Workshop Highlights New IEP Science Initiatives and Results

The annual Interagency Ecological Program (IEP) Workshop serves as a focal point for IEP activities in the San Francisco Estuary. The April 2012 workshop featured a three-day program and close coordination with the California Water and Environmental Modeling Forum (CWEMF). Four hundred attendees attended oral and poster sessions offering a full spectrum of current IEP science activities such as the IEP’s new “FLaSH” (Fall Low Salinity Habitat) studies and “MAST” (Management, Analysis, and Synthesis Team) effort.

FLaSH is an integrated set of studies initiated to provide better information regarding Fall Low Salinity Habitat for delta smelt. The salinity gradient from salty ocean water to brackish low salinity water (1-6 psu) and finally fresh river water is one of the defining features of estuaries. This gradient is very dynamic - in very wet winters and springs, fresh water can be found all the way to the Golden Gate, while in very dry summers and falls low salinity water can intrude up the Sacramento River to Rio Vista. The exact position and extent of the low salinity zone depends on the interplay of river flows and the tides.

Estuarine species have evolved to cope with fluctuating salinity and many are associated with specific salinity ranges. Delta smelt live mostly in the freshwater and low salinity zones of the San Francisco estuary. In the fall, the center of their distribution is in the low salinity zone, although some are found year-round in fresh water. Previously published work suggests that delta smelt do better when the fall low salinity zone overlays the large, shallow Suisun Bay region to the west of the Delta than when it is positioned in the deeper river confluence to the east of Chipps Island.

The FLaSH studies explore relationships between salinity fluctuations and other habitat components in the fall and their influence on delta smelt health and survival. The FLaSH studies are part of an adaptive management plan required by the 2008 U.S. Fish and Wildlife Service delta smelt Biological Opinion (BO) for long-term state and federal water project operations.

Due to the very wet conditions in 2011, river inflows to the Delta remained high into the fall. This allowed for record high exports of water from the Delta as well as a westward low salinity zone. Delta smelt abundance improved considerably in 2011 – its fall abundance was the highest since 2001. FLaSH presenters at the IEP workshop presented this and many other observations from the 2011 FLaSH studies. Their preliminary results are summarized in a draft report which will be reviewed by an independent Delta Science Program panel on July 31-August 1, 2012.

The FLaSH report is part of the new IEP Management, Analysis, and Synthesis Team (MAST) effort. MAST provides a new organizational structure and process for IEP data analysis, synthesis, and work planning.
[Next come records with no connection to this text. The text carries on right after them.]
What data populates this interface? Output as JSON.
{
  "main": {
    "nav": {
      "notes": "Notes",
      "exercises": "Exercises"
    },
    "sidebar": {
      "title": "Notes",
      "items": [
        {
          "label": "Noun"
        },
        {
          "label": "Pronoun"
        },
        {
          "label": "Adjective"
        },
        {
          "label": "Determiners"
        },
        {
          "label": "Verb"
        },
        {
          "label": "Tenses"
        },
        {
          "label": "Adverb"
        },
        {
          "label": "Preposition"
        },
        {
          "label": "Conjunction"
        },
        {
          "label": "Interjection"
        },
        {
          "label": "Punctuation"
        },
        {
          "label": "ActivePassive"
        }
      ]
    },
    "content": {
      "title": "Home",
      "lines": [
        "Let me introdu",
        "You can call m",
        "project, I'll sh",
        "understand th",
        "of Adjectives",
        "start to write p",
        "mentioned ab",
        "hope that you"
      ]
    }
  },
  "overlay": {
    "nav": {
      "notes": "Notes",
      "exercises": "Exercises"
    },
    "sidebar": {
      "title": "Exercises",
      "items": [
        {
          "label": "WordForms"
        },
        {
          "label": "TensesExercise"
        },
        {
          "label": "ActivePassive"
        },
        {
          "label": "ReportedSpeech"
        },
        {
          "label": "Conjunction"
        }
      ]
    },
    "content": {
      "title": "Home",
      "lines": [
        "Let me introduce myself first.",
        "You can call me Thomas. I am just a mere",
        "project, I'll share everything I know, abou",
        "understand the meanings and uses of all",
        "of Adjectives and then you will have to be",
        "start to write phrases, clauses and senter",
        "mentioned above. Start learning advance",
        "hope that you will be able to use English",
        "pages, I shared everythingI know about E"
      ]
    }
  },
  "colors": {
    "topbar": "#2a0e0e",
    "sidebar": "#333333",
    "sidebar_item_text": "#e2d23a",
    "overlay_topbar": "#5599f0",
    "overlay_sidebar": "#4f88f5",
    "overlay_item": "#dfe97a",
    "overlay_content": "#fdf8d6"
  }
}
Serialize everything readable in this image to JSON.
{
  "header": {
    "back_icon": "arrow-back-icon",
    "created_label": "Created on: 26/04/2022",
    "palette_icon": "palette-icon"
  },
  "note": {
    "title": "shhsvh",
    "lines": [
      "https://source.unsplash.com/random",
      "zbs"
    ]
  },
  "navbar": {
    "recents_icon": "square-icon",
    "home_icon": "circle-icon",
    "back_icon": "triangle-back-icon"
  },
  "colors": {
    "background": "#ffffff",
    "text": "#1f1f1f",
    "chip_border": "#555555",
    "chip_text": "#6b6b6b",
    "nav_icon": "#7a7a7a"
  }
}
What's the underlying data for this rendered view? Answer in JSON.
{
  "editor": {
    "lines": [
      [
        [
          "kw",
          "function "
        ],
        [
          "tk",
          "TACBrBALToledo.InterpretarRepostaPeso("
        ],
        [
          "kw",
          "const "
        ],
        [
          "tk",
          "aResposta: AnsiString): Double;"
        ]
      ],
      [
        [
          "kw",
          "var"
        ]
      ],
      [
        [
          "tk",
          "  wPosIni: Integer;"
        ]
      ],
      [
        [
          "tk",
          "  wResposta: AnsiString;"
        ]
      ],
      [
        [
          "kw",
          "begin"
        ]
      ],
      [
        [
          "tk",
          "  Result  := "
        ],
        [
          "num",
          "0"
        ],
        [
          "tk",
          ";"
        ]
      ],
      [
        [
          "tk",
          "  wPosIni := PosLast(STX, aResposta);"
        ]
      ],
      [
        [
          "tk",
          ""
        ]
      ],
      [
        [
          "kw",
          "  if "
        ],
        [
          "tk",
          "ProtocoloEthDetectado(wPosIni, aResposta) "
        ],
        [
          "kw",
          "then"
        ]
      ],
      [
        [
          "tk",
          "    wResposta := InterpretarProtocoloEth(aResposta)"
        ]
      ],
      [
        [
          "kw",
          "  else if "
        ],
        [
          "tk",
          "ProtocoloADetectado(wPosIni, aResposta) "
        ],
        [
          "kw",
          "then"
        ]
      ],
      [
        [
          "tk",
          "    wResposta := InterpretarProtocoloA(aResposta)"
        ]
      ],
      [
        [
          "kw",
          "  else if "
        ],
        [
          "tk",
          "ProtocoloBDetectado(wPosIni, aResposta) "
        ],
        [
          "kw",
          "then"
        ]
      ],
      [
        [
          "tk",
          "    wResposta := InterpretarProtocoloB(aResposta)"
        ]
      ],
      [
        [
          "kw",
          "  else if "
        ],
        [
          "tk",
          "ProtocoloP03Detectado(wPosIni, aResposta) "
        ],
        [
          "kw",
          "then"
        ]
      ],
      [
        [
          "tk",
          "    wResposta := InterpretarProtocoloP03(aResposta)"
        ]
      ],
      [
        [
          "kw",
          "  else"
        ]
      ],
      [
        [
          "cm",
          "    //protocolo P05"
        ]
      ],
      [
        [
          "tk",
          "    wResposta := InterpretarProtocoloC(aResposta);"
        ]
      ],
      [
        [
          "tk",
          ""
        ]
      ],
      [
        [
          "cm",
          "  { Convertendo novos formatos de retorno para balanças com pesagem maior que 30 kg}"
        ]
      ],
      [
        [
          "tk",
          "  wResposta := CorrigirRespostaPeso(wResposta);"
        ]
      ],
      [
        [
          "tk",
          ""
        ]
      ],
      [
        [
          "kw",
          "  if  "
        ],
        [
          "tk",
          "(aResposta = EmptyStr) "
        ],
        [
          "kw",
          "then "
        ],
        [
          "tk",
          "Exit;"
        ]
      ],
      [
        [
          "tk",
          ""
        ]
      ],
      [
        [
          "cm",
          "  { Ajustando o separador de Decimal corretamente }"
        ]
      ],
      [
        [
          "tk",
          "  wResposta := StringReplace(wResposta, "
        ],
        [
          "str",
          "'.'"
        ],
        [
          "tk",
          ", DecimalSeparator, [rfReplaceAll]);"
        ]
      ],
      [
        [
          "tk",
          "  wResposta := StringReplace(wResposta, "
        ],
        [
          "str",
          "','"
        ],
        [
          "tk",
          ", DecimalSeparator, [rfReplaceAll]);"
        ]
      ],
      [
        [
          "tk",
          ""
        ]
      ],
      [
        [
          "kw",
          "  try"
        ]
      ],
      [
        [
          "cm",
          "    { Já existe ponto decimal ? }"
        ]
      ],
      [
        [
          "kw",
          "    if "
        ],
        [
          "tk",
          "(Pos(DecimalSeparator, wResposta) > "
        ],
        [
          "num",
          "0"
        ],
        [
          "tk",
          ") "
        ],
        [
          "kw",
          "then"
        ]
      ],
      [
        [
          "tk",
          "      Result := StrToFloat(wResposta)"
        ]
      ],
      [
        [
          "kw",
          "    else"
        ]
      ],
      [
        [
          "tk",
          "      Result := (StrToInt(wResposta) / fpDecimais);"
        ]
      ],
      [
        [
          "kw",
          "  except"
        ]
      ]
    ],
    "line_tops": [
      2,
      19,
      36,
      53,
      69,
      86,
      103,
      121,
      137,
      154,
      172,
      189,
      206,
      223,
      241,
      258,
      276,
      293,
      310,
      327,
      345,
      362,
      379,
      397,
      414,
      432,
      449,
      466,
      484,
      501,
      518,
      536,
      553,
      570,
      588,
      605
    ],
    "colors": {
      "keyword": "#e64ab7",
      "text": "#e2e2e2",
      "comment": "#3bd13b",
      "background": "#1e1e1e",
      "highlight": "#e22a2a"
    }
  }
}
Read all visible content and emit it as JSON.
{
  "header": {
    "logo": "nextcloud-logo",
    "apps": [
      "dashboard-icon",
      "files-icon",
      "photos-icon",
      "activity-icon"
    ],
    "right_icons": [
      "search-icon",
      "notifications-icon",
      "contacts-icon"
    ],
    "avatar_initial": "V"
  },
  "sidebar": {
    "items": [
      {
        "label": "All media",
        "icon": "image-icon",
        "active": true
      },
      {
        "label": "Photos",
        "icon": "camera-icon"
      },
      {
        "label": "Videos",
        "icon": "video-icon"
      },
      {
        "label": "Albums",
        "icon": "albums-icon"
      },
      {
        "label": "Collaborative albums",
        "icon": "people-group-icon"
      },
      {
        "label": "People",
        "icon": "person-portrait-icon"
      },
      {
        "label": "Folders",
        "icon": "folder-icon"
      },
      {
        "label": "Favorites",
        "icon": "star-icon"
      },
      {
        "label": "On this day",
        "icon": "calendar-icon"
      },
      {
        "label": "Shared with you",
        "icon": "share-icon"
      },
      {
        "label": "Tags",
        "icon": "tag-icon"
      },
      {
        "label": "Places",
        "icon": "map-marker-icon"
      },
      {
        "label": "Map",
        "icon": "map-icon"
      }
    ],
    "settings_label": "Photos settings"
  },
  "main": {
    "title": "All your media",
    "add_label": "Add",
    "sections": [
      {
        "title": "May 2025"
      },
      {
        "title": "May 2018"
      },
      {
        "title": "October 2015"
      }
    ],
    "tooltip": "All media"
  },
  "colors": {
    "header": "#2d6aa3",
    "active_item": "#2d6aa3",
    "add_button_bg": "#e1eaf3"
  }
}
Annual deliverables include a work plan for approval by the IEP Agency Directors and annual synthesis reports. The FLaSH report is one such report, but a broader MAST report describing habitat conditions and fish responses covering all 2011 seasons is also in preparation.

In addition to FLaSH and MAST, the 2012 IEP workshop also highlighted salmon and new scientific tools.


“Chinook Salmon spend portions of their lives in rivers, the estuary, and the ocean. Conditions in these systems all matter to their survival and growth, along with the “Four H’s:” hydrology, harvest, hatcheries and habitat.”


Chinook Salmon spend portions of their lives in rivers, the estuary, and the ocean. Conditions in these systems all matter to their survival and growth, along with the “Four H’s:” hydrology, harvest, hatcheries and habitat. In the Delta, survival of outmigrating juveniles has been getting worse: it’s generally best in the North Delta/Sacramento River, poor in the Central Delta, and poorest in the South Delta/San Joaquin River (often less than 10 percent). But even in the Sacramento River survival can be low. Predation may be one of the reasons: rip-rapped banks near the city of Sacramento appear to provide good habitat for predators lying in wait for young salmon and other small fishes.

New scientific tools help scientists gather better data and analyze it in new ways. The IEP workshop included presentations about progress with the SmeltCam (see February 2012 issue of Science News) new genetic methods to assess predation and contaminant effects on native fishes, and cutting-edge life cycle modeling for delta and longfin smelt.

The IEP for the San Francisco Estuary / Sacramento-San Joaquin Delta consists of nine member agencies, three State (Department of Water Resources, Department of Fish and Game, and State Water Resources Control Board) and six Federal (Fish and Wildlife Service, Bureau of Reclamation, Geological Survey, Army Corps of Engineers, NOAA Fisheries, and Environmental Protection Agency). The IEP also partners with the San Francisco Estuary Institute, the Delta Science Program, and many academic and private scientists. The mission of the IEP is, in collaboration with others, to provide ecological information and scientific leadership for use in management of the San Francisco Estuary.

More information about the IEP can be found at